The London Library is a library that seems to have accidentally arrived in our London from some alternate world. With the nineteenth century idealism of its founding fathers, the tendency of famous Victorians to appear in its story and the iconic steel grid flooring the whole place struck me as slightly steampunk. A combination of the best of the Victorian age with elements of the latest design and digital technology. I visited this strange and wonderful place early on in the summer. They have regular tours which I recommend to anyone with an interest in such things (i.e. libraries, books, architecture, design, history and so on).
The London Library was founded by Thomas Carlyle in 1841. (See. Count the famous Victorians in this blog entry.) Unhappy with the British Library he wanted to set up a members' library which better fitted his vision of what a library should be like. Its collection would aim to cover the humanities in a depth and range comparable to a national library. Members would be able to borrow books to read in the comfort of their own homes and the reading rooms would offer a more comfortable atmosphere than those of the British Library.
Carlyle's project soon attracted the involvement of people like Thackery and Gladstone. Charles Dickens and George Elliot were among the first to join the exciting new library. The London Library's ability to attract such key figures clearly wasn't just based on momentary fashion, the appeal of a trendy new place to read and study. The Library has continued to attract big names throughout its history. The current president is Tom Stoppard. We saw a Library Christmas card designed by Quentin Blake. This gave our tour a slight celebrity tour feel which I hadn't been expecting. Not in a bad way and obviously it does suggest that the place has something to offer.
As a private members' library the London Library has always been free to do its own thing in a way that other libraries aren't. This has left it with a slightly eccentric classification system which they are very proud of. Essentially books are organised by subject. Then the subjects are in alphabetical order. Then...well I'm sure you would get used to it if you worked there or you were a regular visitor. The staff seemed very proud of it so it must work reasonably well. From a tour group's perspective it throws up some interesting juxtapositions. The strangest subjects end up next door to each other.
However the London Library gets much weirder then that. They never throw anything away! Well not really ‘never’. If something's horribly damaged or they have duplicates then they make an exception but there is no actual weeding. Once a book is part of the collection it stays there. This is an interesting contrast to every library that I've ever been involved with. Presumably it goes back to that early ambitious desire to compete with the British Library. It certainly adds to the London Library's value for researchers, particularly historians. Think of the research value of their books on education or parenting for example. The chance to see shifting social trends on one bookshelf. Our tour guide also mentioned a writer who used a decades old tourist guide to check if a fictional journey would have been possible for her characters. This collection policy also adds to the appeal of the place for those of us who just love old books.

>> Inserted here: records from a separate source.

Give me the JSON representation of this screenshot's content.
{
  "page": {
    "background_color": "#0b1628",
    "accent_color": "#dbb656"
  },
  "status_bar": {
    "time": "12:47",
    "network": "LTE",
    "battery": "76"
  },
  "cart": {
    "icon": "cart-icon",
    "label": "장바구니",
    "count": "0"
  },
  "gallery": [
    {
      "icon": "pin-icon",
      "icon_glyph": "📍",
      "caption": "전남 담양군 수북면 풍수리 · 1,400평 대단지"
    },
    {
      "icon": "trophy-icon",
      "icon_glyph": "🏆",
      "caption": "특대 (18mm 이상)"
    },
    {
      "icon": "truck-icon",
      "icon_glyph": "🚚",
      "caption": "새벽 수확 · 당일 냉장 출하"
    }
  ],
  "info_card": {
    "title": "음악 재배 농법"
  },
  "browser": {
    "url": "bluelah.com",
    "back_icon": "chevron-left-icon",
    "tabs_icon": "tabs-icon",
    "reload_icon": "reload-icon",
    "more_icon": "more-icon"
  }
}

The London Library is a fantasy labyrinth of a library. Thanks to the steel grid flooring you can look down and see the floors below. You can look down and see the bookshelves going on into infinity.

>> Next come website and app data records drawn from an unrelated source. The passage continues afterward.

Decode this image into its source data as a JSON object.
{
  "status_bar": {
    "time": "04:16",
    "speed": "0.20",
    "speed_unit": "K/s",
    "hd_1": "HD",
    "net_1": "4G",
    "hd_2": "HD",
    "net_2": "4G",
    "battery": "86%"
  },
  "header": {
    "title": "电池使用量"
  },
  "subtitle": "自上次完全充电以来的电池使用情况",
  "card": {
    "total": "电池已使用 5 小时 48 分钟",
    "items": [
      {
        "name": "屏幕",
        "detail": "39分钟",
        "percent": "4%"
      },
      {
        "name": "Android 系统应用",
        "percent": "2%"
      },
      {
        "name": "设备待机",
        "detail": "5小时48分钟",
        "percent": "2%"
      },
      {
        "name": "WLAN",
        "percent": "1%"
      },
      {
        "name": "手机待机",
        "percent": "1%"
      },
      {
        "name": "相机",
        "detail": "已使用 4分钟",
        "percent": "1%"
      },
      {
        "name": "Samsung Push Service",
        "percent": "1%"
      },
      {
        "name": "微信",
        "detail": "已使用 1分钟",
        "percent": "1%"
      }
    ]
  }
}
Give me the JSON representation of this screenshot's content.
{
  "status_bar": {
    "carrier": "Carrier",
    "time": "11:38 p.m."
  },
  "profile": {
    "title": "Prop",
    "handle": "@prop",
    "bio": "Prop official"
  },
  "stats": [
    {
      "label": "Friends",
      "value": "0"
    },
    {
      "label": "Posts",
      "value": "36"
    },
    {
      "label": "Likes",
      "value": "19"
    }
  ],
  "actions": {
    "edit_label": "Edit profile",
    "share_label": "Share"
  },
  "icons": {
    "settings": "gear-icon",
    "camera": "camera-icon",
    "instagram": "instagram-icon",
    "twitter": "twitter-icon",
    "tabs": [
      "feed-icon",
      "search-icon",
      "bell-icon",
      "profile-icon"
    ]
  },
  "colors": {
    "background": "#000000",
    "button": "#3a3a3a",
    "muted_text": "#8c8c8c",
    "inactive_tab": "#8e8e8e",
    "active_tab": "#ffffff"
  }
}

My impression that the place was slightly otherworldly was only reinforced by the design of the new art section which riffs on the original design. The new steel gird flooring is narrower to allow for high heels and to stop readers dropping things on their fellows below. Clear evidence that designers do learn from the mistakes of the past. It also has glass panels which slowly change colour thanks to cleverly placed lighting.
It's clearly and justifiably proud of its past but the London Library is forward looking in many ways. The new area and the plans for further expansion testify to that. That said some of the old-fashioned habits help to maintain its unique atmosphere. They have a better archive of the Times than the Times does but they don't stock any other newspapers. In Victorian London the Times was the only newspaper, certainly the only newspaper that a gentleman would be interested in.
As you might expect from a private members' library in this more demanding century they also offer an impressive range of online resources. Their e-collections include JSTOR and other major journal databases. Alternatively the database of 19th century newspapers could be used to see if those Victorian gentlemen were missing anything.
This is a dream library. A vast maze of shelves full of weird and wonderful titles, including many that must be largely lost in the outside world. It's a maze where you can see the floors above and below. This liberates you from the shallow temptations of merely wondering what's round the next corner. You are free to wonder what those books are just down there or just up there. I could happily spend days exploring this place. The tour is a good way to get a glimpse of the mysteries on offer.